“A lot of these agencies do depend on volunteer networks,” Margaret Myers, a retired librarian and long-term Burmese refugee sponsor, said. “If someone told me in 2006 that we’d still be at it six years later, I’d be surprised. It has been a lot more of a time commitment than I envisioned. In some cases it’s like they’re friends instead of people you’re helping.”
Although there is no legal or financial responsibility, sponsor’s tasks range from helping the families with paperwork for housing and social services, driving them to medical appointments, and tutoring the children in reading. In many ways, they become advocates for the refugees.
When Htoo and her family came to the United States in 2009, a large network of people supported them, checking to make sure their family felt safe.
“They treat refugee families just like their families,” Htoo said.
Although Htoo had a strong support system, she learned to advocate for herself. Three days after arriving in New York, she started classes at Ithaca High School and was told she only had three and a half years to complete the credits.
“It was a struggle for me. In refugee camps you don’t learn things regularly so when I got here I felt so lost,” she said. “I thought I could understand English, but when people talked I just couldn’t understand anything.”
She pushed through classes, speaking out when she felt like she should be challenged more or when she was having difficulties. Not only did she graduate, but she also won several academic achievement awards and a scholarship. Now at community college, she is working toward her goal of becoming a doctor. While living in refugee camps, she saw how inadequate the medical treatment was. Her youngest sister fell ill in a camp in 2008. Medical personnel did not run any tests and her sister died 10 days later.

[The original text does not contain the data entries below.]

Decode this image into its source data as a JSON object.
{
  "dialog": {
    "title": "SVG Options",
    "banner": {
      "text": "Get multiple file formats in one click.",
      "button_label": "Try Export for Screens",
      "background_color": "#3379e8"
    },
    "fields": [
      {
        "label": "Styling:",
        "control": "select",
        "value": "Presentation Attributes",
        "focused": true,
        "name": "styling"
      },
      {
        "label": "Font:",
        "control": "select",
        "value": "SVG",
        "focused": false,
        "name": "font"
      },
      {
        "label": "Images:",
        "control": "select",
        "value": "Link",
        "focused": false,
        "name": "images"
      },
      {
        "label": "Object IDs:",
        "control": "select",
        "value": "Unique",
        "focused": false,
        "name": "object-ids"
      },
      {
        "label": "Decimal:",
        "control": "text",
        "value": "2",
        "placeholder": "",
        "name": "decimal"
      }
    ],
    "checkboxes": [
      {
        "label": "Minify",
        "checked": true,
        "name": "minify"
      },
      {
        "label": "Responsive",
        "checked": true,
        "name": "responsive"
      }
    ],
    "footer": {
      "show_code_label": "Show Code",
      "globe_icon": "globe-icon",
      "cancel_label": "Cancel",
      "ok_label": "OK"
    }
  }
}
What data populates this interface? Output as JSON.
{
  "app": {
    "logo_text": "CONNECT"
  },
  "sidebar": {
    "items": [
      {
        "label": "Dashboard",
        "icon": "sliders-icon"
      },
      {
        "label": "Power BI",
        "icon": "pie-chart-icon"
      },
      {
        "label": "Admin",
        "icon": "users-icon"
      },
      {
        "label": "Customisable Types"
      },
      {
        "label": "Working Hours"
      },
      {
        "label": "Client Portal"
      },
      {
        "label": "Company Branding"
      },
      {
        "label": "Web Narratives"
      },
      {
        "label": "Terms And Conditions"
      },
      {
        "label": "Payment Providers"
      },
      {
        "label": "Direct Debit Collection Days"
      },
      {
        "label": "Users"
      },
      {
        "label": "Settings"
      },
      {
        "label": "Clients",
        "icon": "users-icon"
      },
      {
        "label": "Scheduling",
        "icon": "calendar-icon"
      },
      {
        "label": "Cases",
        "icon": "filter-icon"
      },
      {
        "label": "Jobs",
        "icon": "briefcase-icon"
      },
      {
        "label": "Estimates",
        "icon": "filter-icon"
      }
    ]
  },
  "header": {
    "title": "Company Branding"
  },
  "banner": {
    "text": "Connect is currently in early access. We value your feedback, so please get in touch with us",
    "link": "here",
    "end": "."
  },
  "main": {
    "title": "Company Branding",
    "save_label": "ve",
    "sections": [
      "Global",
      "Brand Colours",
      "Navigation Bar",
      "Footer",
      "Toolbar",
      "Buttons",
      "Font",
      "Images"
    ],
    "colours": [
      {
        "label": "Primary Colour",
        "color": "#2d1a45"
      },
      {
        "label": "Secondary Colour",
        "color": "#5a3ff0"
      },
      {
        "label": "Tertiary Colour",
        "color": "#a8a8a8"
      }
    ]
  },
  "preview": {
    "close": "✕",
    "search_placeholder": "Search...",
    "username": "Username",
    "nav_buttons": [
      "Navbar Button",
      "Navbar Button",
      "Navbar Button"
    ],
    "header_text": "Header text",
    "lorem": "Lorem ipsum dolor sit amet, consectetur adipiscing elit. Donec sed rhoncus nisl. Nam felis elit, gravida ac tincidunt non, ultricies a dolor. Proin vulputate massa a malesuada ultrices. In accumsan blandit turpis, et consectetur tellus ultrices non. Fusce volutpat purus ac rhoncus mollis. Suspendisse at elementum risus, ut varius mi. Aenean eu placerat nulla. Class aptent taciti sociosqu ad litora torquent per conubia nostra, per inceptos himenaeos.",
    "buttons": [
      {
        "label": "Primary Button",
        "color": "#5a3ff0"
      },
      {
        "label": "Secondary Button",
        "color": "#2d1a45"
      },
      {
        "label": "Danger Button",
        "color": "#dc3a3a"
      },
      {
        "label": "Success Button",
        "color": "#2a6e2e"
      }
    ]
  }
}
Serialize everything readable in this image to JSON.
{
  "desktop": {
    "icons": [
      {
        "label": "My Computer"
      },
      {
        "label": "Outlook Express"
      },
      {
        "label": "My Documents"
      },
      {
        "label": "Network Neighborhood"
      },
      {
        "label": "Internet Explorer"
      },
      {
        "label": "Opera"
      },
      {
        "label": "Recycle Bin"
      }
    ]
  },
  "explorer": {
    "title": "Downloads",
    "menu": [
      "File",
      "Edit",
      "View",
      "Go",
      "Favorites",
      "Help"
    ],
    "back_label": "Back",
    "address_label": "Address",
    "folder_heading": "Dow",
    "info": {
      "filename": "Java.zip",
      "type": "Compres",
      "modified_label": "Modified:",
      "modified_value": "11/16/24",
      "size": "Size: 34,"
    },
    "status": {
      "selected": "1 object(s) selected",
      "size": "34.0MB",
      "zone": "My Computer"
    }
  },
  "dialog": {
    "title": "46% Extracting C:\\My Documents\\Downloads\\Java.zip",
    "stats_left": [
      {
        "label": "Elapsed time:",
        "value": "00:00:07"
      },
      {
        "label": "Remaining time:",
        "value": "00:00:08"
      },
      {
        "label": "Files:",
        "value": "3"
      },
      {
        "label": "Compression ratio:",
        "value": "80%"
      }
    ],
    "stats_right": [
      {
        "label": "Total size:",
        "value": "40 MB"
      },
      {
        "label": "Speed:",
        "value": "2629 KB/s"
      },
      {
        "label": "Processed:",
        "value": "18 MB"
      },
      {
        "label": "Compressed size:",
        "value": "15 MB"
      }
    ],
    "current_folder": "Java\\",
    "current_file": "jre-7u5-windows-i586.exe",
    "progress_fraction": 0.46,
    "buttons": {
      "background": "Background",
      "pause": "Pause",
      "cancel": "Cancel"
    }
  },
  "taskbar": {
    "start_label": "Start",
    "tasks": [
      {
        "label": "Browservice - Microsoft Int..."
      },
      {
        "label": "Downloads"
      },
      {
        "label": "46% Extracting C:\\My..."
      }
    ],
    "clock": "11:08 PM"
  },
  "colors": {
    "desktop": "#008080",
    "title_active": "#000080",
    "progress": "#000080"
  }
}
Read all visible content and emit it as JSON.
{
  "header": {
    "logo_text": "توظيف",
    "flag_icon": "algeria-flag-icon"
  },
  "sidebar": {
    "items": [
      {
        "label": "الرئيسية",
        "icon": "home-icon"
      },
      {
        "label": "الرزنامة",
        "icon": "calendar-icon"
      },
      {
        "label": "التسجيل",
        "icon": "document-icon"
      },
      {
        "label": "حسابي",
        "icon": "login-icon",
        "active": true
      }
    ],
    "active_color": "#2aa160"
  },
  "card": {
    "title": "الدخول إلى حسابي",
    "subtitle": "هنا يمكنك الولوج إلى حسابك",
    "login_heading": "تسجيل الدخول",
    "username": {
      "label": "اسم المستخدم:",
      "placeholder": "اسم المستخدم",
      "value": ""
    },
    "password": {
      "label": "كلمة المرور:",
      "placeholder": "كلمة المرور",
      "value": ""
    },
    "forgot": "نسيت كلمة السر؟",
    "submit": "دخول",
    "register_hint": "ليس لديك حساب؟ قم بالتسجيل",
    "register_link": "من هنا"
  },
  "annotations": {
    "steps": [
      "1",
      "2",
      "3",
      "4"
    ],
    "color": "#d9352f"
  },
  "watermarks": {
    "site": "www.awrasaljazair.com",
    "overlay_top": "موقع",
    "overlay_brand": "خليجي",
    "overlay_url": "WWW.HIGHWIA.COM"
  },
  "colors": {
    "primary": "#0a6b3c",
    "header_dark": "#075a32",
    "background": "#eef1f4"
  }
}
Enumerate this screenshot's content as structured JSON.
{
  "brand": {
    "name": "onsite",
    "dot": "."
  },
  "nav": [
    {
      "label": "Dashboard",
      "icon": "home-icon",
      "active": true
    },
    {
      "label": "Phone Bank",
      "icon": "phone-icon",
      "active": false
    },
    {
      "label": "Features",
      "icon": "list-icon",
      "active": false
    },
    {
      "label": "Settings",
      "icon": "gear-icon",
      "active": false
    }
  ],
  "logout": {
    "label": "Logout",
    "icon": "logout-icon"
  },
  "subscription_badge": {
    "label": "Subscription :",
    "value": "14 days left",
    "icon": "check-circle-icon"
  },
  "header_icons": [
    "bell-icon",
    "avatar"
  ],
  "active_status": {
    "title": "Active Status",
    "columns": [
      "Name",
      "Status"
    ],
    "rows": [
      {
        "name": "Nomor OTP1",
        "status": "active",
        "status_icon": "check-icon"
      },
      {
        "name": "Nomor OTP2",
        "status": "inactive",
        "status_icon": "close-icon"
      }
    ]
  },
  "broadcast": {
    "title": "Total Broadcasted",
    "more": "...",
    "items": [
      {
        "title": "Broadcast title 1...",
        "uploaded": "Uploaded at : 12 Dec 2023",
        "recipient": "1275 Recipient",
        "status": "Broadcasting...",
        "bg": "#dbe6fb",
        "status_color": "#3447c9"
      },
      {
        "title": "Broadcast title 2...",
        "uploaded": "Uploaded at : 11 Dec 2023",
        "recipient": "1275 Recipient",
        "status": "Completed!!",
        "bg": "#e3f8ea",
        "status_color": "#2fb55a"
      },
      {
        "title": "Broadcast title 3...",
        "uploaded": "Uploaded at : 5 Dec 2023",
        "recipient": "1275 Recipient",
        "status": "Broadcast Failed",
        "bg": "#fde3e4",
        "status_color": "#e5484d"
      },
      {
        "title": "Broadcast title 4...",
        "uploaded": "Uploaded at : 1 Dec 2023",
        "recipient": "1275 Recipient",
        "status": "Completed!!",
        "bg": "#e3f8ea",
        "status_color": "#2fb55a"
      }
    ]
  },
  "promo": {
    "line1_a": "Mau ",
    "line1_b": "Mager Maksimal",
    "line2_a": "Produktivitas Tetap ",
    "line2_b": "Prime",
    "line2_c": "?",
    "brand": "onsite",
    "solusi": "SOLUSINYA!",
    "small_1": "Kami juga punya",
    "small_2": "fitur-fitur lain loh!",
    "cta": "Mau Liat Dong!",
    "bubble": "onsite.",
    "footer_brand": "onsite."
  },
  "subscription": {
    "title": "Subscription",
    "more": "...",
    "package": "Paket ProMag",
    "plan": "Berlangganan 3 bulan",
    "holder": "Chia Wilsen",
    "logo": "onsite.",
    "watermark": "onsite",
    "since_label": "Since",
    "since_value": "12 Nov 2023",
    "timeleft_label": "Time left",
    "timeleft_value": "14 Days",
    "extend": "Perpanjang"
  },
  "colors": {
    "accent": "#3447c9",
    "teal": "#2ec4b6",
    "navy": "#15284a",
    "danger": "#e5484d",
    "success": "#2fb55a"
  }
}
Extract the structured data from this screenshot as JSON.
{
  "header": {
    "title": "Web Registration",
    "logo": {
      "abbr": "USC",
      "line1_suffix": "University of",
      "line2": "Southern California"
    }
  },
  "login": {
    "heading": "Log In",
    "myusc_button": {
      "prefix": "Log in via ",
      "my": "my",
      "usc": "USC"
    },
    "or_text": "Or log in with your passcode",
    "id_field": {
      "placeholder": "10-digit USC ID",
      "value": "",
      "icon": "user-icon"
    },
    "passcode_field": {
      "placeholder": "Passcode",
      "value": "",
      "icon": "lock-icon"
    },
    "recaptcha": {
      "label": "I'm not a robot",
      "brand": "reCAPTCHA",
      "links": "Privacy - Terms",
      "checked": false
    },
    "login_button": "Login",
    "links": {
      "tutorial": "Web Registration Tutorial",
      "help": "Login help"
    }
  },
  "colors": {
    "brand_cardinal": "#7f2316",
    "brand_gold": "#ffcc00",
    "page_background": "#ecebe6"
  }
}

“I experienced a lot of death and I feel like I’m used to it now,” she said. “I’m sad, but I try to move on. I would say I’m strong. I don’t whine and I don’t cry and I don’t let other people feel bad. I stay quiet and I handle my situation.”
Htoo often felt like she had to hide who she was while living in the refugee camp, knowing that she could not disobey her parents or cultural standards without consequences. She is not a citizen of any country, but will be applying for U.S. citizenship soon.
“I don’t know who to say I am. I don’t follow all the Karen rules and I don’t follow all the American rules. I don’t fit into Karen because they treat the girls like housekeepers,” she said. “The only thing I have is I don’t forget my people. I used to be in a refugee camp so I know how they struggle.”
She continues to help lessen the struggles that many older refugees endure in the U.S. She acts as a translator for her mother and other adults in the Burmese and Karen communities who struggle with English. She began work within two months of arriving to the U.S., now she works at Shortstop making sandwiches to bring in some income.
“I train myself just to be independent and not burden the family,” Htoo said.
Although Htoo’s free-spirit and risk-taking nature causes a bit of tension between her and her traditional mother, she is grateful for all her mother has done and acknowledges the hardship she had to endure.
In high school, Htoo began making a documentary about the lives of her fellow Burmese and Karen Ithaca residents.
“When I asked the [adults] why they came here, they usually have one thing to say, they just came here for their kids,” she said.
Htoo is no longer confined by camp boundaries or food rations, but her life in the U.S. hasn’t erased her past.
“I don’t forget who I am and I promised myself if I became someone here, I might go back and volunteer both in Burma and Thailand,” Htoo said.
Kristin Leffler is a junior journalism major who was inspired writing this story of perseverance. Email her at kleffle1[at]ithaca[dot]edu